NME.COM

Spiral Scratch

Buzzcocks Spiral Scratch EP(Mute)

Buzzcocks







Spiral Scratch EP (Mute)









First released in 1976 in a flush of excitement at having just seen the Pistols, this is tinny, amateurish, neurotic, untogether, out of tune, ridiculously short and proved to be a life-altering cultural event in the lives of thousands. At this point, Magazine's Howard Devoto was still in there with the Buzzcocks alongside Pete Shelley, and they sound like they're fighting each other for space on the mic.







Now that production levels have been boosted to new maxes, I can't pretend anyone's going to be blown away by 'Spiral Scratch'. Next to the Prodigy, it sounds like a storm in a tin cup and its fascination is largely historical.
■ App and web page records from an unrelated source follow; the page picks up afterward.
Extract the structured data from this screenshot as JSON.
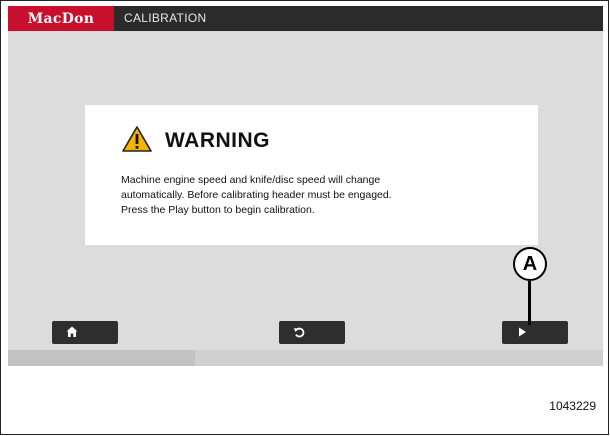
{
  "header": {
    "logo_text": "MacDon",
    "title": "CALIBRATION"
  },
  "dialog": {
    "title": "WARNING",
    "body_lines": [
      "Machine engine speed and knife/disc speed will change",
      "automatically. Before calibrating header must be engaged.",
      "Press the Play button to begin calibration."
    ]
  },
  "footer_buttons": [
    {
      "icon": "home-icon"
    },
    {
      "icon": "back-arrow-icon"
    },
    {
      "icon": "play-icon"
    }
  ],
  "callout": {
    "label": "A"
  },
  "figure_number": "1043229",
  "colors": {
    "brand_red": "#c8102e",
    "topbar": "#2b2b2b",
    "screen_bg": "#dcdcdc",
    "button": "#2e2e2e",
    "warning_yellow": "#f5b400"
  }
}
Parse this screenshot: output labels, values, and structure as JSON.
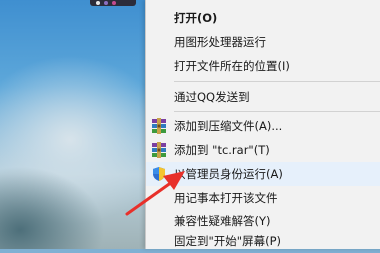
{
  "context_menu": {
    "items": [
      {
        "label": "打开(O)"
      },
      {
        "label": "用图形处理器运行"
      },
      {
        "label": "打开文件所在的位置(I)"
      },
      {
        "label": "通过QQ发送到"
      },
      {
        "label": "添加到压缩文件(A)...",
        "icon": "winrar-icon"
      },
      {
        "label": "添加到 \"tc.rar\"(T)",
        "icon": "winrar-icon"
      },
      {
        "label": "以管理员身份运行(A)",
        "icon": "uac-shield-icon"
      },
      {
        "label": "用记事本打开该文件"
      },
      {
        "label": "兼容性疑难解答(Y)"
      },
      {
        "label": "固定到\"开始\"屏幕(P)"
      }
    ]
  },
  "annotation": {
    "color": "#e8302a"
  }
}
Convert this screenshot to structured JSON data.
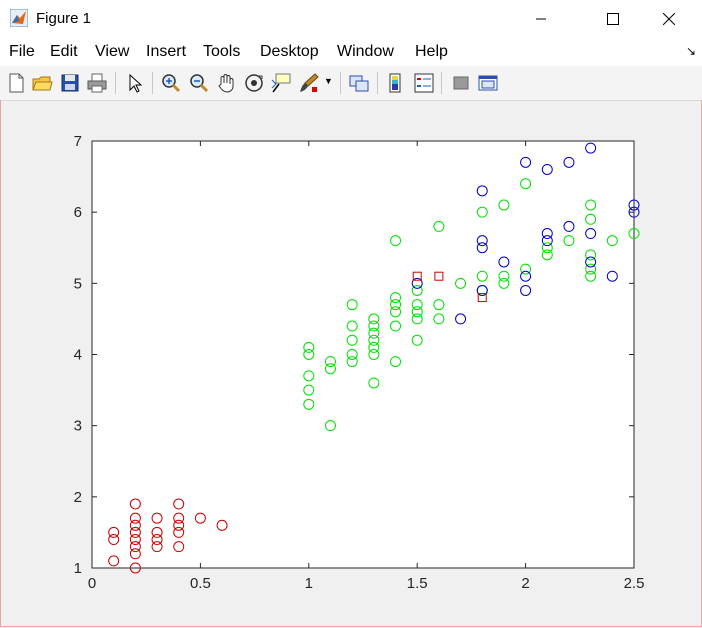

What's still striking is the sheer urgent spew of spontaneity - "I say what comes to my mind", the brilliant two-note Krautrocky guitar solos and the sense of precinct bleakness that informs, say, 'Boredom'. That's one of the reasons why, even though we're currently living through another 1975, there isn't another punk revolution around the corner. Kids have forgotten how to be bored, the sort of pointed energy you get here has been dissipated by a million distractions, from Sega to the Net.



David Stubbs

Share This

More Reviews

Boxed In – 'Melt' Review

With their bigger and better second album, London-based indie/dance band Boxed In have earned their breakout moment

Album

Warpaint - 'Heads Up' Review

California’s coolest lift their usual murk on a free-spirited, adventurous third album at odds with its ‘mature’ description

Album
Connect With Us
This Week's Magazine